• _RECORDS SHOWN_:
=-=-=
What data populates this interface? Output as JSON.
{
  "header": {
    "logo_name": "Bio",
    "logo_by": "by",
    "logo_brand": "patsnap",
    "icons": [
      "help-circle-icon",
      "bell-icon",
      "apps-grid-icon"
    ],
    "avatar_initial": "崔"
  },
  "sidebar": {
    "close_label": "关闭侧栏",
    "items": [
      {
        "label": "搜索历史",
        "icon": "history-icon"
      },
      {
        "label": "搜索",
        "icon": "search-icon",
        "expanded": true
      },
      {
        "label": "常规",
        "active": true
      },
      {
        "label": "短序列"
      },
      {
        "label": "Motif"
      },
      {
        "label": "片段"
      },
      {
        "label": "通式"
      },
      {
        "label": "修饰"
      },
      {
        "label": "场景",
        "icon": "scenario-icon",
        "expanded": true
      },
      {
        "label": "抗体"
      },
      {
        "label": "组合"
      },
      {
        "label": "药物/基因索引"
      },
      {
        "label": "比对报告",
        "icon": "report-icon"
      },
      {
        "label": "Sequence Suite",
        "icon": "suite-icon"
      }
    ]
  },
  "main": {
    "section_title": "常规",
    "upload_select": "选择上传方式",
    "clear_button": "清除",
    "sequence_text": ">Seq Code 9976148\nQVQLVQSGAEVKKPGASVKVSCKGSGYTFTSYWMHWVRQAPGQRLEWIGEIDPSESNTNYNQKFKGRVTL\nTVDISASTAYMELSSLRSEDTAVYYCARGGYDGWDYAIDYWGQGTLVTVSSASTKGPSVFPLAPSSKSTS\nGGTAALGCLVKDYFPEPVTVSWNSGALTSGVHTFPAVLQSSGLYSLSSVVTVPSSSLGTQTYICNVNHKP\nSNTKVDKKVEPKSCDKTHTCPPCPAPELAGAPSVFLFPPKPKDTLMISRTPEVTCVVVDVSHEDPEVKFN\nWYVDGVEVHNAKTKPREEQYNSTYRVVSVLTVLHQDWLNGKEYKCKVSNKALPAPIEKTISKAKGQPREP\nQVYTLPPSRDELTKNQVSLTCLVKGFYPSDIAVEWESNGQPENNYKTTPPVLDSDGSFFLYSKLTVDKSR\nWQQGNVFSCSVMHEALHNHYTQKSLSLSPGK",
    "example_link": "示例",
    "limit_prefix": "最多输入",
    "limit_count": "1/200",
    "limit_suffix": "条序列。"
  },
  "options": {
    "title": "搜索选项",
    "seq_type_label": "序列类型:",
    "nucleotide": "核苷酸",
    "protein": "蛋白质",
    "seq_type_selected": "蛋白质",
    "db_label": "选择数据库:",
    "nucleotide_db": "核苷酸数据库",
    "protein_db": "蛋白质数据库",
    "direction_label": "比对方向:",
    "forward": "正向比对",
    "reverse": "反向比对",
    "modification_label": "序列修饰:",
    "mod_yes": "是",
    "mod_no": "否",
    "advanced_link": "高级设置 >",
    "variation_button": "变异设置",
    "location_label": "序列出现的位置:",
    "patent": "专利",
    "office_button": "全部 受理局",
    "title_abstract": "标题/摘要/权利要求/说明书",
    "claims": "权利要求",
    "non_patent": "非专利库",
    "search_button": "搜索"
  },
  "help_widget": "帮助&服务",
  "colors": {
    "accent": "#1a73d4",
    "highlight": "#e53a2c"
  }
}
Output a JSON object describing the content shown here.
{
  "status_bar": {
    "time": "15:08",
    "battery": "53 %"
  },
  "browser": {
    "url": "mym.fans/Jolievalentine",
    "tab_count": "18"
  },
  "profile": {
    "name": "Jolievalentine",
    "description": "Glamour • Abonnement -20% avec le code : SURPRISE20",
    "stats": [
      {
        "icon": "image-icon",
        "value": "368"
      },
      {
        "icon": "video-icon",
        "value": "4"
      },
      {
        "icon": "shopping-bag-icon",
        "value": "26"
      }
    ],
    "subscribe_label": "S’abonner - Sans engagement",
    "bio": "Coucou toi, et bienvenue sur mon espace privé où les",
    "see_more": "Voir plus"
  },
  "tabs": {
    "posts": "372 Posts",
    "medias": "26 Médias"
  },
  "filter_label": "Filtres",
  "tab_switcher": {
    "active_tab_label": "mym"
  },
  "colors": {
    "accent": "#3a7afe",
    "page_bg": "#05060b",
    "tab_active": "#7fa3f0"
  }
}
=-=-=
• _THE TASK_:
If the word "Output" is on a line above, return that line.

• _RESPONSE_:
What data populates this interface? Output as JSON.
Output a JSON object describing the content shown here.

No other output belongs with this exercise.